The first stone church of Holy Cross was built in Kežmarok (Kasmark in 1268, Forum Caseorum in 1301) in the middle of the 13th century, probably on the site of an older timber chapel. Around 1330, a workshop from Levoča carried out construction works on it in the Gothic style. Soon after, the church became a parish building, due to the transfer of the older parish church of St. Elizabeth to the monks of the Order of the Holy Sepulcher. From 1383, the church of Holy Cross was definitely defined as the only parish church in the town, while the church of St. Elizabeth was only chapel of ease.
After the destruction caused during the invasion of the Hussites in 1433 and during the fire in 1436, it was decided to erect a new, larger sacral building. In its founding, the townspeople were supported by representatives of the powerful Zapolya family, the owners of the castle in Kežmarok. Construction works lasted from 1444, when the first indulgence letter was issued for all those who would support the reconstruction. It ended around 1498, as this date was placed on the southern portal. Finally, a great, late-Gothic hall building was built, whose tower was rebuilt as early as in 1510 by the mayor Antonius Hissner.
In 1521, the whole town burnt down, and with it the church of Holy Cross. In the next two years, the townspeople spent 332 guilders on repairing the roofs and the tower. In the 1630s, Kežmarok converted to the Reformed confession, which meant that there were no Catholic priests in the church until the middle of the 17th century, and the interior of the building was partially changed to match the requirements of the new cult. At the end of the 19th century, due to the popularity of Romanticism, attempts were made to remove from the church the accretions introduced in the Baroque period.
The church built during the 15th-century reconstruction, took the form of a late-Gothic hall with a central nave, two aisles and wide and elongated chancel, polygonally closed on the eastern side (five sides of an octagon). A four-sided tower was incorporated into the façade. It was created for an older church, which is why it was not on the axis of the late-Gothic nave, but shifted to the north. On the north side of the chancel a sacristy was built, erected in the first half of the 14th century, while a porch was created in front of the southern entrance to the nave. Another porch was placed in front of the southern wall of the chancel.

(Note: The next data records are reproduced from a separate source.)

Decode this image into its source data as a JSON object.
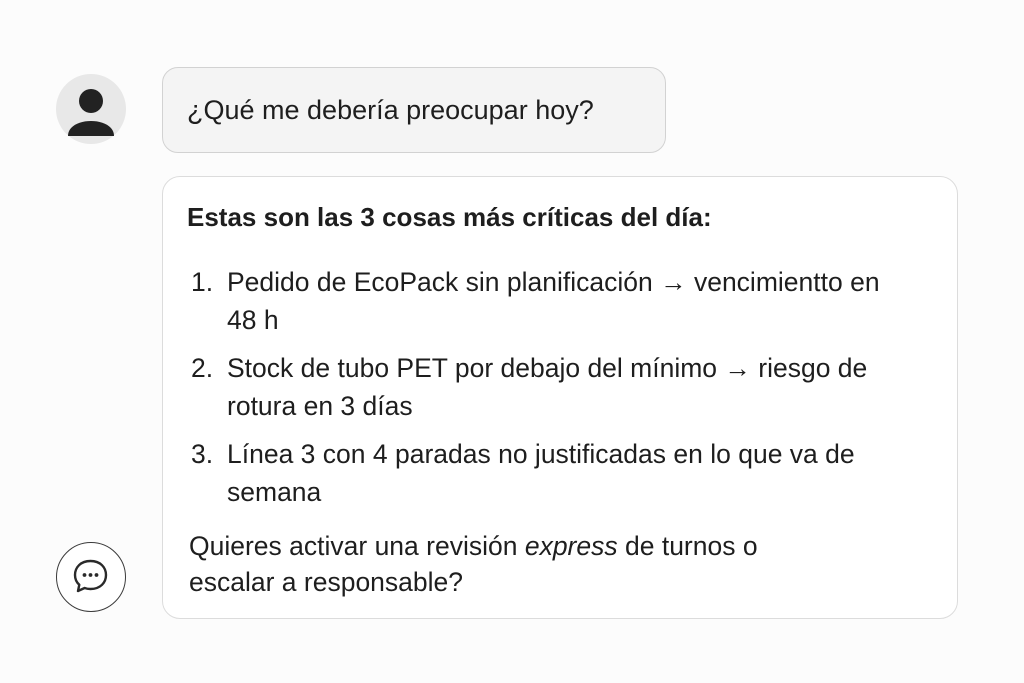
{
  "user_message": {
    "avatar_icon": "user-icon",
    "text": "¿Qué me debería preocupar hoy?"
  },
  "assistant_message": {
    "icon": "chat-bubble-icon",
    "heading": "Estas son las 3 cosas más críticas del día:",
    "items": [
      {
        "number": "1.",
        "text": "Pedido de EcoPack sin planificación → vencimientto en 48 h"
      },
      {
        "number": "2.",
        "text": "Stock de tubo PET por debajo del mínimo → riesgo de rotura en 3 días"
      },
      {
        "number": "3.",
        "text": "Línea 3 con 4 paradas no justificadas en lo que va de semana"
      }
    ],
    "question_prefix": "Quieres activar una revisión ",
    "question_emphasis": "express",
    "question_suffix": " de turnos o escalar a responsable?"
  },
  "colors": {
    "page_background": "#fcfcfc",
    "user_bubble": "#f4f4f4",
    "avatar_background": "#e8e8e8",
    "avatar_figure": "#222222",
    "text": "#1e1e1e"
  }
}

The walls of the nave, chancel, and even the two-story sacristy, from the outside were fastened with stepped buttresses. Between them, the façades were separated by large, splayed on both sides, ogival windows decorated with tracery (with richer motifs in the chancel, simpler in the aisles). The horizontal division of the façades was provided only by the moulded plinth cornice (covering also buttresses) and cornices under the eaves of the roofs. The main, representative entrance to the church was placed in the southern aisle, in a two-axis portal with a tracery tympanum, preceded by a porch with a stellar vault. A much simpler, pointed portal was created between two buttresses of the western façade.
The interior of the nave was covered with net vaults in the aisles and stellar-net vaults in the central nave, supported by octagonal pillars with plinths with moulded cornices. Between them, high pointed arcades were stretched, without a capitals. In the western bay of the central nave, a late-Gothic gallery was inserted, based on massive inter-nave pillars and two slender front pillars. The latter were moulded, as were the three pointed arcades with which the ground floor of the matroneum was turned towards the central nave.
In the chancel a net vault was established, modeled on the achievements of the famous Petr Parler. Its ribs were lowered onto massive, polygonal shafts, mostly overhanging, with the exception of two southern and one northern one, which were springing from the plinths at the floor. Of the suspended shafts, two ended with bas-relief corbels in the shape of a man’s and a woman’s head. In the places where the ribs intersected, rosette bosses and shields were placed. The oratory, located above the sacristy, was opened to the chancel with two pointed arcades.
Despite numerous early modern reconstructions, the church has retained its Gothic shape and many medieval architectural details (windows with tracery, numerous portals, wall and tower-like pastoforium, vaults, arcades, western gallery). The lower part of the tower and part of the walls of the nave of the church date back to the late Romanesque period. The upper part of the tower is the result of changes introduced in the Renaissance style. The northern porch and the stair turret are also early modern, while the southern porch at the chancel has been partially rebuilt.
Among the medieval furnishings of the church, in the chancel there is a richly decorated baptismal font from 1472, made by bell founders from Spišská Nová Ves. In the northern aisle there is an altar with Gothic panel paintings from the years 1470-1480. The main altar from the beginning of the 16th century, considered one of the first works of master Paul of Levoča, has also been preserved. Late-Gothic stalls from 1518 are placed under the gallery.
Lexikon stredovekých miest na Slovensku, red. Štefánik M., Lukačka J., Bratislava 2010.
Lukáčová E., Sakrálna architektúra na Slovensku, Komárno 1996.
Slovensko. Ilustrovaná encyklopédia pamiatok, red. P.Kresánek, Bratislava 2020.